Contingent Liability

Often, the longer the span of time it takes for a contingent liability to be settled, the less likely that it will become an actual liability. Therefore, such circumstances or situations must be disclosed in a company’s financial statements, per the full disclosure principle. The company hires a professional accounting firm to calculate how much the warranty may add to their expenses and if it is actually beneficial to their business.However, if the company is not found guilty, the company will not have any liability. A contingent liability is a liability that may occur, depending on the outcome of an upcoming event. Sophisticated analyses include techniques like options pricing methodology, expected loss estimation, and risk simulations of the impacts of changed macroeconomic conditions.
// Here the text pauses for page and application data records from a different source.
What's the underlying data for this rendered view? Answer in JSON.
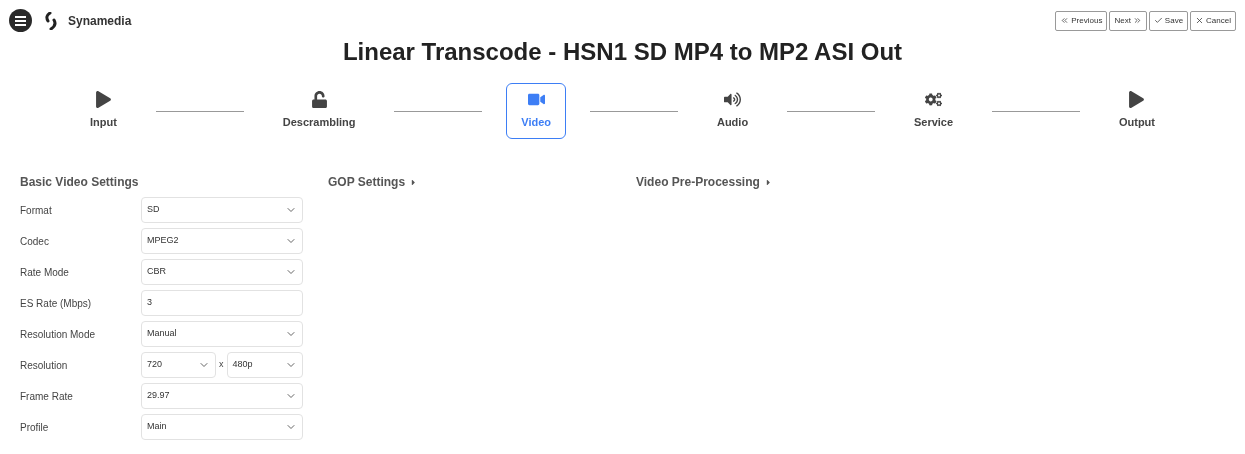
{
  "brand": {
    "name": "Synamedia"
  },
  "actions": [
    {
      "kind": "previous",
      "label": "Previous"
    },
    {
      "kind": "next",
      "label": "Next"
    },
    {
      "kind": "save",
      "label": "Save"
    },
    {
      "kind": "cancel",
      "label": "Cancel"
    }
  ],
  "title": "Linear Transcode - HSN1 SD MP4 to MP2 ASI Out",
  "steps": [
    {
      "kind": "play",
      "label": "Input",
      "selected": false
    },
    {
      "kind": "unlock",
      "label": "Descrambling",
      "selected": false
    },
    {
      "kind": "video",
      "label": "Video",
      "selected": true
    },
    {
      "kind": "audio",
      "label": "Audio",
      "selected": false
    },
    {
      "kind": "cogs",
      "label": "Service",
      "selected": false
    },
    {
      "kind": "play",
      "label": "Output",
      "selected": false
    }
  ],
  "basic_settings": {
    "heading": "Basic Video Settings",
    "fields": [
      {
        "kind": "select",
        "label": "Format",
        "value": "SD"
      },
      {
        "kind": "select",
        "label": "Codec",
        "value": "MPEG2"
      },
      {
        "kind": "select",
        "label": "Rate Mode",
        "value": "CBR"
      },
      {
        "kind": "input",
        "label": "ES Rate (Mbps)",
        "value": "3"
      },
      {
        "kind": "select",
        "label": "Resolution Mode",
        "value": "Manual"
      },
      {
        "kind": "pair",
        "label": "Resolution",
        "value": "720",
        "separator": "x",
        "value2": "480p"
      },
      {
        "kind": "select",
        "label": "Frame Rate",
        "value": "29.97"
      },
      {
        "kind": "select",
        "label": "Profile",
        "value": "Main"
      }
    ]
  },
  "collapsed_sections": [
    {
      "label": "GOP Settings",
      "expanded": false
    },
    {
      "label": "Video Pre-Processing",
      "expanded": false
    }
  ]
}
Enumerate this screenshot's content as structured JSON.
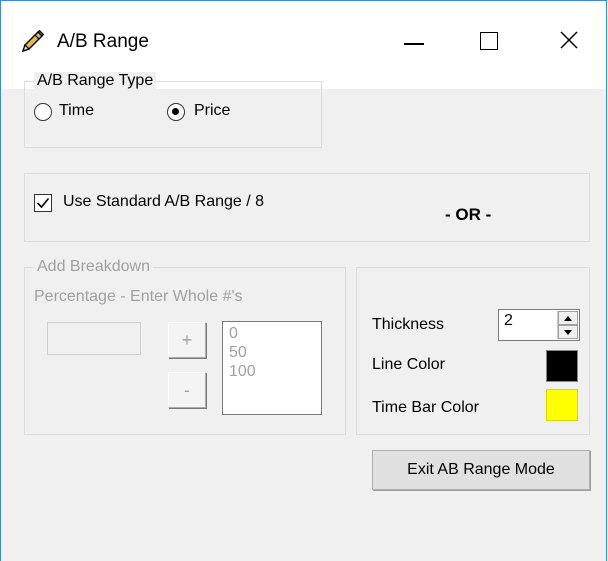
{
  "window": {
    "title": "A/B Range",
    "icon": "pencil-icon",
    "controls": [
      "minimize-icon",
      "maximize-icon",
      "close-icon"
    ]
  },
  "range_type": {
    "legend": "A/B Range Type",
    "options": [
      {
        "label": "Time",
        "selected": false
      },
      {
        "label": "Price",
        "selected": true
      }
    ]
  },
  "standard": {
    "checkbox_label": "Use Standard A/B Range / 8",
    "checked": true,
    "or_label": "- OR -"
  },
  "breakdown": {
    "legend": "Add Breakdown",
    "instruction": "Percentage - Enter Whole #'s",
    "input_value": "",
    "add_label": "+",
    "remove_label": "-",
    "items": [
      "0",
      "50",
      "100"
    ]
  },
  "style": {
    "thickness_label": "Thickness",
    "thickness_value": "2",
    "line_color_label": "Line Color",
    "line_color": "#000000",
    "time_bar_color_label": "Time Bar Color",
    "time_bar_color": "#ffff00"
  },
  "exit_button_label": "Exit AB Range Mode"
}
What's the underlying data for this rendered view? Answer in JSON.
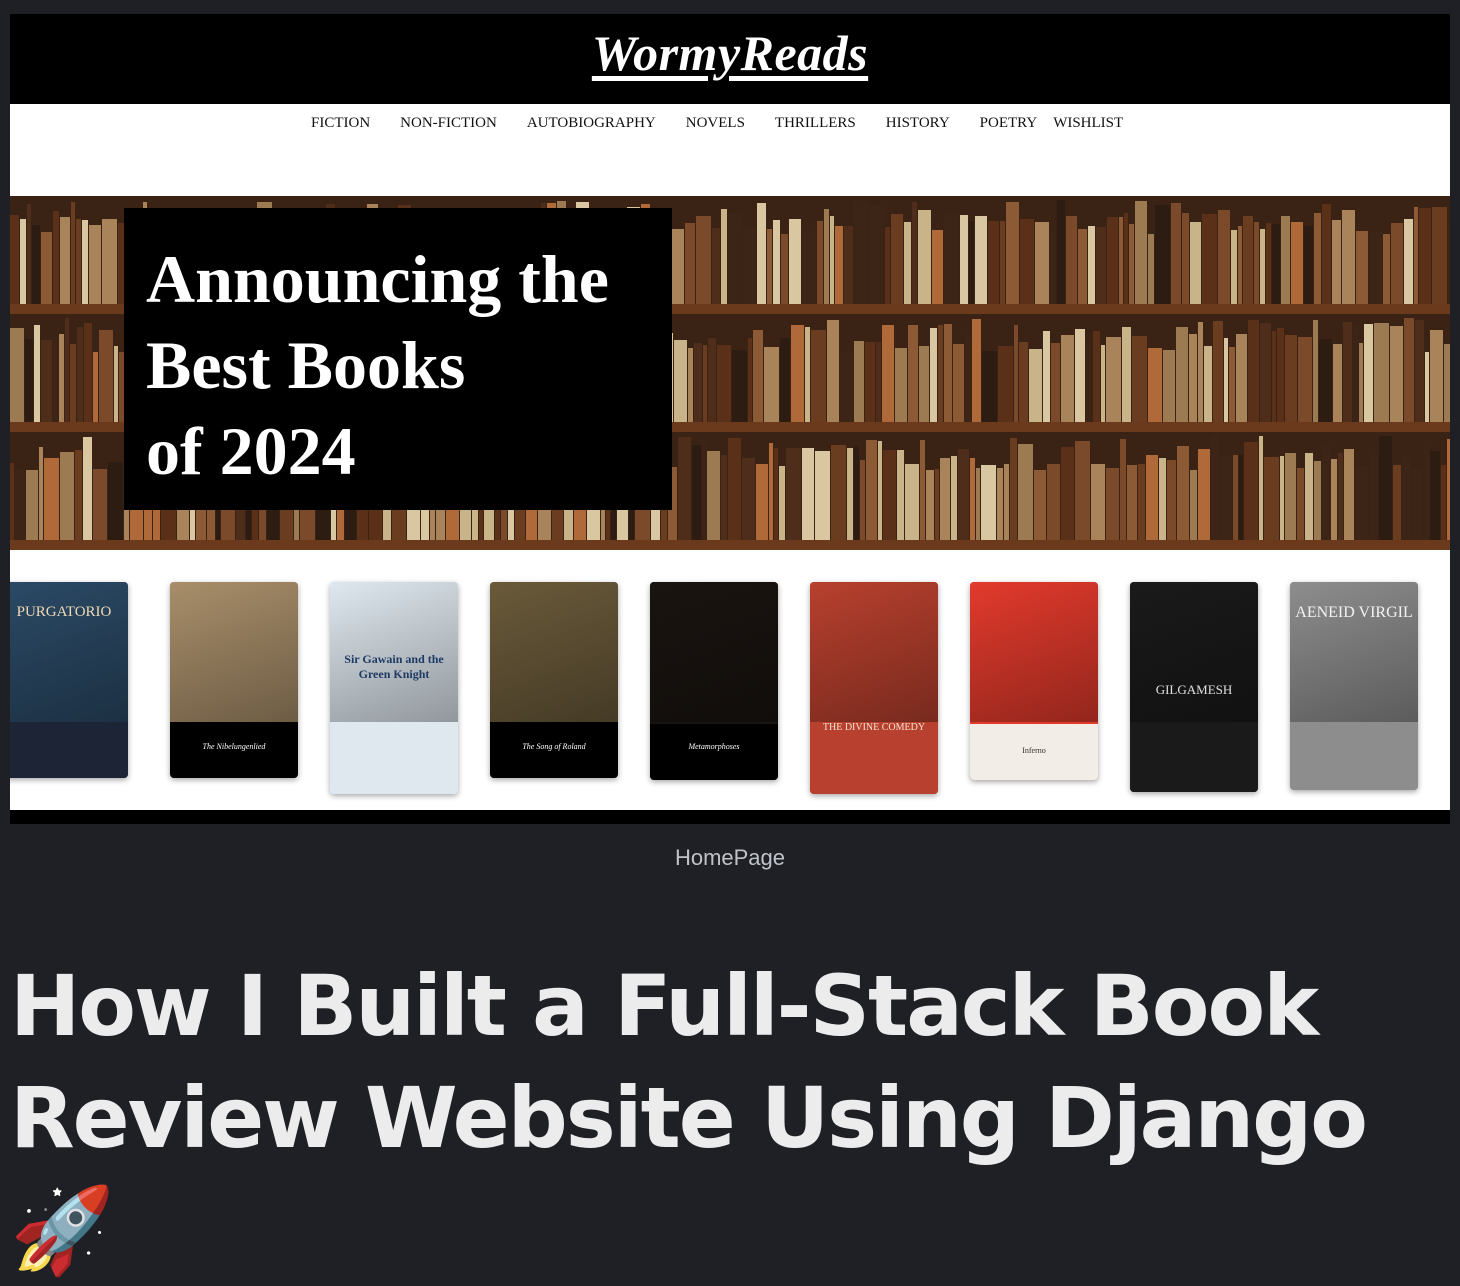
{
  "site": {
    "logo": "WormyReads",
    "nav": [
      "FICTION",
      "NON-FICTION",
      "AUTOBIOGRAPHY",
      "NOVELS",
      "THRILLERS",
      "HISTORY",
      "POETRY",
      "WISHLIST"
    ]
  },
  "hero": {
    "line1": "Announcing the",
    "line2": "Best Books",
    "line3": "of 2024"
  },
  "books": [
    {
      "title": "PURGATORIO",
      "colors": {
        "art": "#2b4a66",
        "label": "#1c2436"
      }
    },
    {
      "title": "The Nibelungenlied",
      "colors": {
        "art": "#a88e6a",
        "label": "#000000"
      }
    },
    {
      "title": "Sir Gawain and the Green Knight",
      "colors": {
        "art": "#dfe8ef",
        "label": "#dfe8ef"
      }
    },
    {
      "title": "The Song of Roland",
      "colors": {
        "art": "#6a5a3a",
        "label": "#000000"
      }
    },
    {
      "title": "Metamorphoses",
      "colors": {
        "art": "#1a1410",
        "label": "#000000"
      }
    },
    {
      "title": "THE DIVINE COMEDY",
      "colors": {
        "art": "#b8402e",
        "label": "#b8402e"
      }
    },
    {
      "title": "Inferno",
      "colors": {
        "art": "#e23a2c",
        "label": "#f2ede6"
      }
    },
    {
      "title": "GILGAMESH",
      "colors": {
        "art": "#1a1a1a",
        "label": "#1a1a1a"
      }
    },
    {
      "title": "AENEID VIRGIL",
      "colors": {
        "art": "#8d8d8d",
        "label": "#8d8d8d"
      }
    }
  ],
  "caption": "HomePage",
  "article": {
    "title_line1": "How I Built a Full-Stack Book",
    "title_line2": "Review Website Using Django🚀"
  }
}
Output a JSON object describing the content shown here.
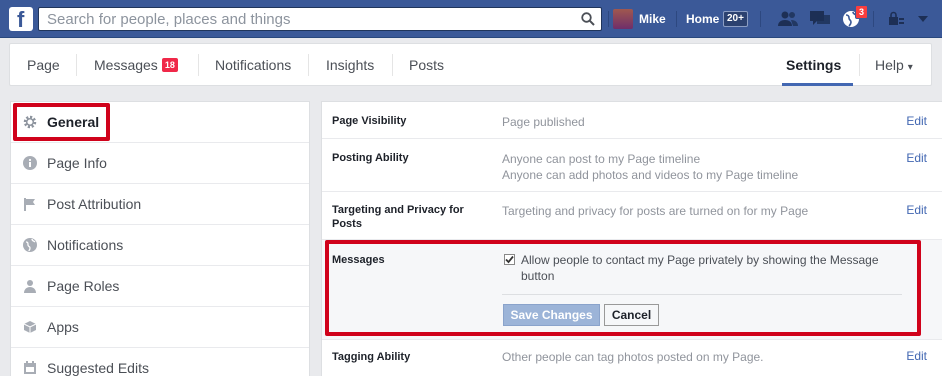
{
  "topbar": {
    "logo": "f",
    "search_placeholder": "Search for people, places and things",
    "user_name": "Mike",
    "home_label": "Home",
    "home_badge": "20+",
    "notifications_count": "3",
    "brand_color": "#3b5998"
  },
  "pagenav": {
    "tabs": [
      {
        "label": "Page"
      },
      {
        "label": "Messages",
        "badge": "18"
      },
      {
        "label": "Notifications"
      },
      {
        "label": "Insights"
      },
      {
        "label": "Posts"
      }
    ],
    "settings_label": "Settings",
    "help_label": "Help",
    "help_caret": "▾",
    "active_tab": "Settings"
  },
  "sidebar": {
    "items": [
      {
        "label": "General",
        "icon": "gear-icon",
        "active": true
      },
      {
        "label": "Page Info",
        "icon": "info-icon"
      },
      {
        "label": "Post Attribution",
        "icon": "flag-icon"
      },
      {
        "label": "Notifications",
        "icon": "globe-icon"
      },
      {
        "label": "Page Roles",
        "icon": "person-icon"
      },
      {
        "label": "Apps",
        "icon": "cube-icon"
      },
      {
        "label": "Suggested Edits",
        "icon": "calendar-icon"
      }
    ]
  },
  "settings": {
    "rows": [
      {
        "label": "Page Visibility",
        "value": "Page published",
        "edit": "Edit"
      },
      {
        "label": "Posting Ability",
        "value_lines": [
          "Anyone can post to my Page timeline",
          "Anyone can add photos and videos to my Page timeline"
        ],
        "edit": "Edit"
      },
      {
        "label": "Targeting and Privacy for Posts",
        "value": "Targeting and privacy for posts are turned on for my Page",
        "edit": "Edit"
      },
      {
        "label": "Tagging Ability",
        "value": "Other people can tag photos posted on my Page.",
        "edit": "Edit"
      }
    ],
    "messages": {
      "label": "Messages",
      "checkbox_label": "Allow people to contact my Page privately by showing the Message button",
      "checked": true,
      "save_label": "Save Changes",
      "cancel_label": "Cancel"
    }
  },
  "highlight_color": "#d0021b"
}
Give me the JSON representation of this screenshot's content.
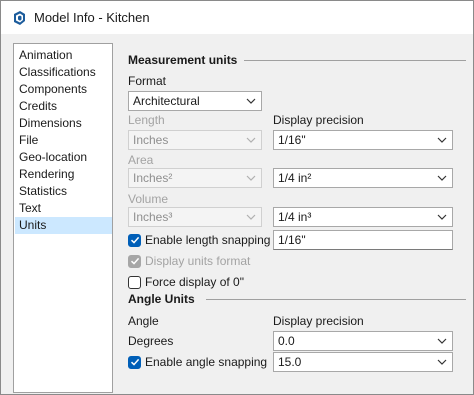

Modeling contingent liabilities can be a tricky concept due to the level of subjectivity involved. The opinions of analysts are divided in relation to modeling contingent liabilities. The cost of debt is the return that a company provides to its debtholders and creditors. Deferred long-term liability charges are future liabilities, such as deferred tax liabilities, that are shown as a line item on the balance sheet.In context of liabilities, those liabilities that do not yet appear on the balance sheet (ie. guarantees, supports, lawsuit settlements). For support or recourse, the trigger may occur at any time in the future, and the loss or expenditure is highly uncertain. Once timing and the quantification of expenditure becomes clearer, provisions should be raised in respect of the contingent liability. When the amount or the timing of the contingent item becomes certain, then it ceases to be a contingent item and should be entered into the balance sheet. Normally, the company would list this potential expense as a contingent liability. However, its accountants cannot accurately predict the possibility of the issue.When creating financial statements, some accounting organizations require companies to list potential issues or concerns that may affect their overall company finances. Companies often list these as contingent liabilities to help ensure their economic standings are realistic and honest. In this article, we discuss what contingent liability is and why it’s recorded using helpful examples. According to FASB Statement No. 5, if the liability is probable and the amount can be reasonably estimated, companies should record contingent liabilities in the accounts. However, since most contingent liabilities may not occur and the amount often cannot be reasonably estimated, the accountant usually does not record them in the accounts. Instead, firms typically disclose these contingent liabilities in notes to their financial statements. Record a contingent liability when it is probable that a loss will occur, and you can reasonably estimate the amount of the loss.